Monochrome, The National Gallery ★★★★☆

It's All Black And White At The National Gallery Monochrome, The National Gallery 4
Step into the yellow light and turn monochrome. © Olafur Eliasson. Photo: Anders Sune Berg

This National Gallery exhibition examines the role of black and white, and all the shades of grey in between, in works by Old Masters all the way through to the present.

A series of scenes from the tale of the prodigal son are painted in black and white, but the all-important scene of his return and reunion with his father is in colour in the centre. It's a great use of monochrome to draw our attention to where the artist wants us to look.

Beautiful paintings were often created in grayscale. © The Metropolitan Museum of Art / Art Resource / Scala, Florence

It's impressive to see all the techniques that utilised a monochrome palette, including work by Rembrandt. Elsewhere, figures on the outer doors of an altarpiece are created in monochrome so when it was closed it resembled a couple of classical sculptures on the wall.

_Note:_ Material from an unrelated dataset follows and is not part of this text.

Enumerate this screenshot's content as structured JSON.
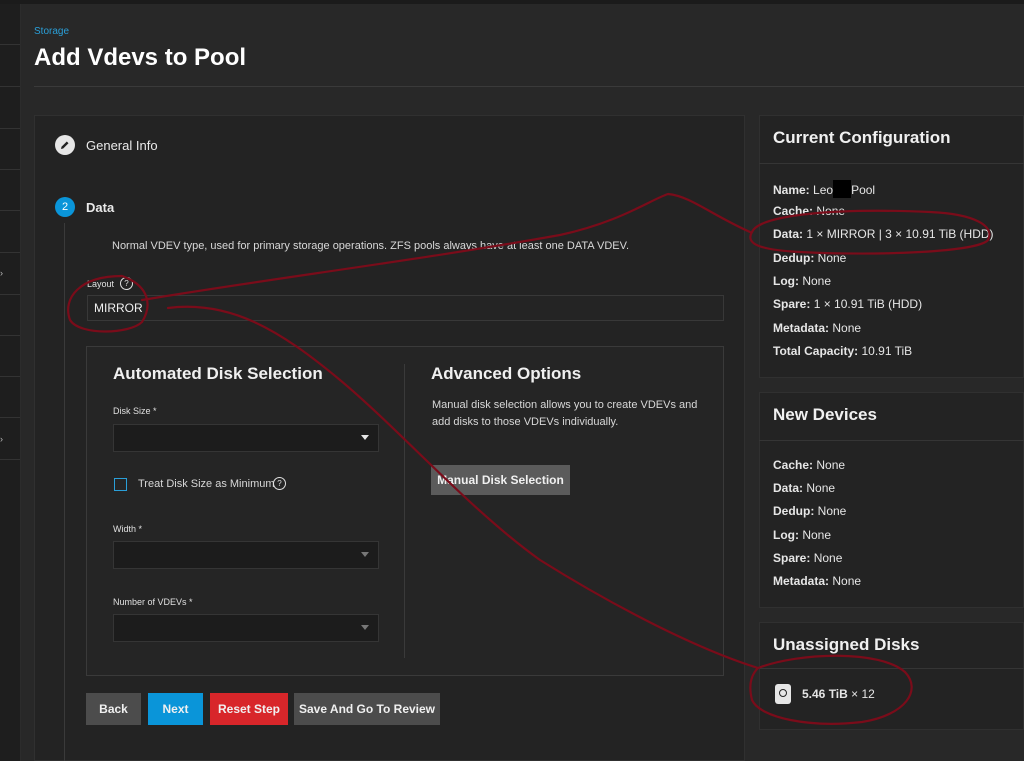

By keeping his figures greyed out, Tiepolo was able to use gold leaf to make the sky behind them sizzle into action, and Bernardino Nocchi used his grayscale painting as a guide for the beautiful sculpture he created based on it. Having both placed side by side here shows how faithful his final product is to the original.

A diptych of the Archangel Gabriel and the Virgin. © Museo Thyssen-Bornemisza. Madrid

The beautiful Old Masters are only half of the show; we then segue into more modern works. Picasso recreates Velazquez's Las Meninas in his signature Cubist style, while a grey Giacometti portrait shows his sitter almost receding into her grey background.

We then venture into the more abstract with horizontal lines by Bridget Riley and one of Kazimir Malevich's famous black squares — a work widely heralded as it was the zenith of Malevich's work to take the subject right down to the bare minimum of what's needed to represent it.

Abstract works get a look in too, such as this Bridget Riley. © Bridget Riley 2017. All rights reserved

The final room by Olafur Eliasson is a great touch as it's not black and white at all, but is in fact bathed in yellow light. But look at yourself or fellow visitors and you'll see that we've all become black and white ourselves as the light washes out all colours except those on the monochrome scale. It's fitting end to an enlightening show.

We didn't think a show about two colours could be so fascinating but the diversity in techniques and the level of the works on display made us look again at the important role of monochrome in art history.

© Museo Nacional del Prado, Madrid

Monochrome: Painting in Black and White at The National Gallery until 18 February 2018. Tickets from £14 for adults.

Last Updated 17 November 2017